In 2004, amidst the bombardment of political news stories, journalists were jubilant to report on JibJab, a small digital entertainment company and their presidential election animation “This Land.” The video, a kind of stop animation using cut-outs of both George W. Bush and John Kerry, had the two presidential contenders jumping and moving around while singing a parody of the standard, “This Land is Your Land.” The satirical duet had the two politicians melodically calling each other out on some of the lighter gripes America had with both of them. It was a eureka moment for the press, who always try to find “the lighter side” of politics. It was monumental for JibJab who had now staked their claim in the land of online political parody.

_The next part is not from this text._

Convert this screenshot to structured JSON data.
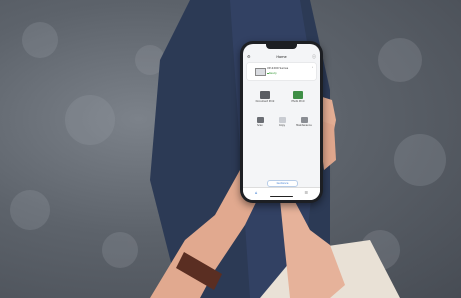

The 2008 election for president saw a rush of wannabe content providers attempting to get reported as “the lighter side.” Many online Flash developers came up with games to parody or protest the candidates. The games capitalized on the angst and frustration during the media force-feeding of political stories. One game, Election Smackdown 2008, literally had the gamer smacking the various White House players. The game required very little strategy to play, yet players returned to get their fill. It just became fun to smack them all and not worry about the score.
A less violent 2008 game, Battleground States 2008, gamified the Electoral College and had its gamers trying to win over delegates and convert as many states to red or blue (other parties were represented in the game also.) Delegates were spread across a map much like the armies in Risk. Simulated die rolls at the end of the turns determined if the delegates were successful. This battlefield concept will most-likely be resurrected in the coming 2012 race.
The in-between election years brought the world other political parody Flash games. Between 2004 and 2008, the World Wide Web saw a slew of dancing Bush games. The genre continued after 2008 with a dancing Hillary game. Dress-up Flash games, usually popular with pre-teen girls entered the mix once the former fashionable Alaskan governor got in the 2008 race. A popular President Obama dress-up game was created after 2008. It came complete with African, Rastafarian, and Black Panther wardrobes among others.
Now, along with the eager press, game developers and online video makers excitedly await the results of the 2012 Republican primaries. Who will be a bigger draw? JibJab has already hinted to its upcoming fun in the 2011 Buh-Bye video now showing on their site. As far as the online Flash games go, do we really want to dress-up any of these Republicans?
The games mentioned here can be played on addictinggames.com.